Split is the second largest city in the Republic of Croatia situated between the rivers Žrnovnica in the east and Jadra in the west. Split offers the shade of the Marjan forest in the west part of the peninsula, 15 kilometres of promenades stretching along the sea and a Dalmatian song on stone streets of the old town. It is famous for its climatic advantages with a of 2,700 sunshine hours a year. Split is important Croatian, Mediterranean cultural centre, as a city on the sea and as one of the most important tourist destinations in Croatia. Split is the city living at slow pace, to which you will get accustomed very soon. The feeling is like every day is a holiday here, squares, restaurants and cafes overfilled with people and unavoidable promenade "riva", ruled by a gentle refreshing breeze in summer. In winter the Mediterranean sun and the palace protect the city from cold like a winter coat. It can all be summed up into a single phrase - you feel like at home.

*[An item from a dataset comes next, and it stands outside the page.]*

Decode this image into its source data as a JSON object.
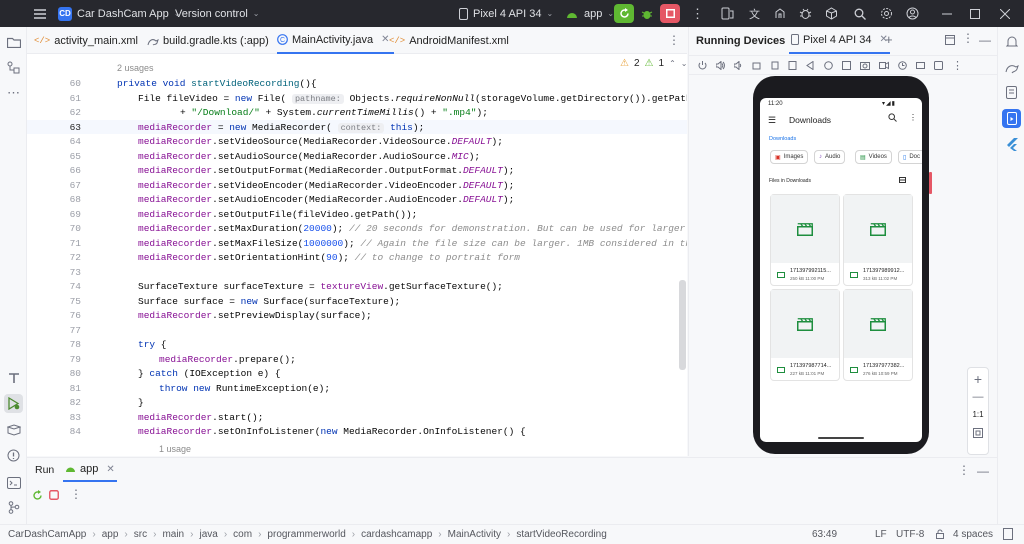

It was in 295 when Roman emperor Gaius Valerius Aurelius Diocletianus started building a palace in a bay on the Dalmatian coast, in the land of his birth. After his abdication in 305, the retired ruler left Nicomedia and settled in the palace wishing to spend the rest of his days there. The palace of trapezoidal form occupies a surface area of 28,900 meters square. After the death of Diocletian, the palace remained under imperial government and the conversion of the palace into a town, started in the seventh century when the inhabitants of the nearby Salona, under the invasion of Avars and Slavs, took shelter there. In the tenth and eleventh century, Split was governed by Croatian kings. At the beginning of the twelfth century, as well as other Dalmatian towns, it was ruled by Croatian-Hungarian kings and from the beginning of the fifteenth to mid eighteenth century they were replaced by Venetian administration. In the eighteenth century, after a short French rule, Split falls under Austrian-Hungarian Empire. After the First World War, the role of Split as a cultural, administrative and economic centre was becoming more and more important, and the number of its citizens was increasing. The Second World War brought suffering and bombing. The peaceful period that ensued contributed to the extremely dynamic development of the city. The Croatian War of Independence did not inflict direct damage to the city, but the city stagnated economically due to accepting refugees.
Split is a home of numerous cultural monuments and pieces and here are the most famous: Diocletian palace, Peristil, Jupiter’s temple, St. Domnius Cathedral, Prokurative Square and Fortress Gripe. In the town there are many museums and galleries. The gallery of one of the most famous Croatian sculptors Ivan Meštrović is worth to be singled out.

Places nearby - Split